Problem requirements
Starting from the first line below, count the lines carrying the string "icon" and answer with the count by itself.

Extracted data
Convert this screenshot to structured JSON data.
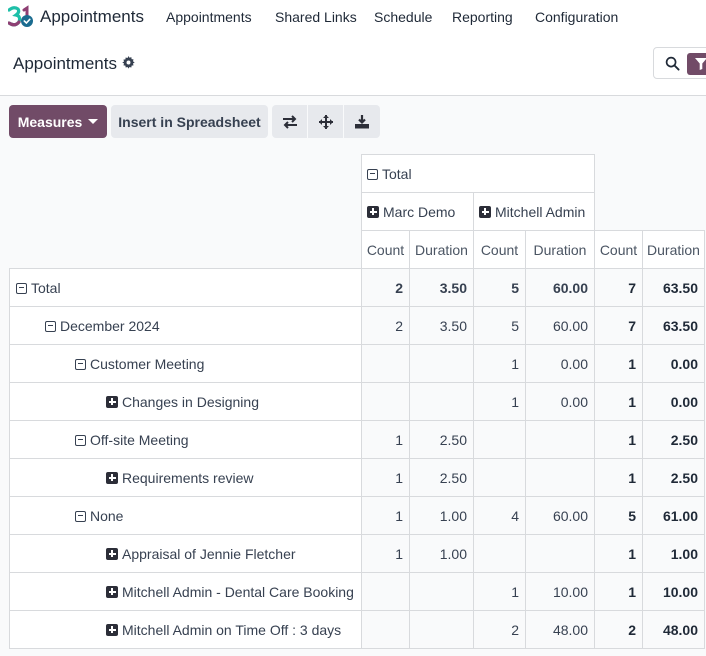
{
  "app": {
    "name": "Appointments",
    "brand_color": "#714b67"
  },
  "topnav": {
    "items": [
      {
        "label": "Appointments"
      },
      {
        "label": "Shared Links"
      },
      {
        "label": "Schedule"
      },
      {
        "label": "Reporting"
      },
      {
        "label": "Configuration"
      }
    ]
  },
  "control_panel": {
    "title": "Appointments",
    "settings_icon": "gear-icon",
    "search_icon": "search-icon",
    "filter_icon": "filter-icon"
  },
  "toolbar": {
    "measures_label": "Measures",
    "insert_label": "Insert in Spreadsheet",
    "flip_axis_icon": "exchange-icon",
    "expand_all_icon": "arrows-move-icon",
    "download_icon": "download-icon"
  },
  "pivot": {
    "col_total_label": "Total",
    "col_groups": [
      {
        "label": "Marc Demo"
      },
      {
        "label": "Mitchell Admin"
      }
    ],
    "measures": [
      "Count",
      "Duration",
      "Count",
      "Duration",
      "Count",
      "Duration"
    ],
    "rows": [
      {
        "label": "Total",
        "level": 0,
        "expanded": true,
        "values": [
          "2",
          "3.50",
          "5",
          "60.00",
          "7",
          "63.50"
        ]
      },
      {
        "label": "December 2024",
        "level": 1,
        "expanded": true,
        "values": [
          "2",
          "3.50",
          "5",
          "60.00",
          "7",
          "63.50"
        ]
      },
      {
        "label": "Customer Meeting",
        "level": 2,
        "expanded": true,
        "values": [
          "",
          "",
          "1",
          "0.00",
          "1",
          "0.00"
        ]
      },
      {
        "label": "Changes in Designing",
        "level": 3,
        "expanded": false,
        "values": [
          "",
          "",
          "1",
          "0.00",
          "1",
          "0.00"
        ]
      },
      {
        "label": "Off-site Meeting",
        "level": 2,
        "expanded": true,
        "values": [
          "1",
          "2.50",
          "",
          "",
          "1",
          "2.50"
        ]
      },
      {
        "label": "Requirements review",
        "level": 3,
        "expanded": false,
        "values": [
          "1",
          "2.50",
          "",
          "",
          "1",
          "2.50"
        ]
      },
      {
        "label": "None",
        "level": 2,
        "expanded": true,
        "values": [
          "1",
          "1.00",
          "4",
          "60.00",
          "5",
          "61.00"
        ]
      },
      {
        "label": "Appraisal of Jennie Fletcher",
        "level": 3,
        "expanded": false,
        "values": [
          "1",
          "1.00",
          "",
          "",
          "1",
          "1.00"
        ]
      },
      {
        "label": "Mitchell Admin - Dental Care Booking",
        "level": 3,
        "expanded": false,
        "values": [
          "",
          "",
          "1",
          "10.00",
          "1",
          "10.00"
        ]
      },
      {
        "label": "Mitchell Admin on Time Off : 3 days",
        "level": 3,
        "expanded": false,
        "values": [
          "",
          "",
          "2",
          "48.00",
          "2",
          "48.00"
        ]
      }
    ]
  }
}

Answer for this exercise
6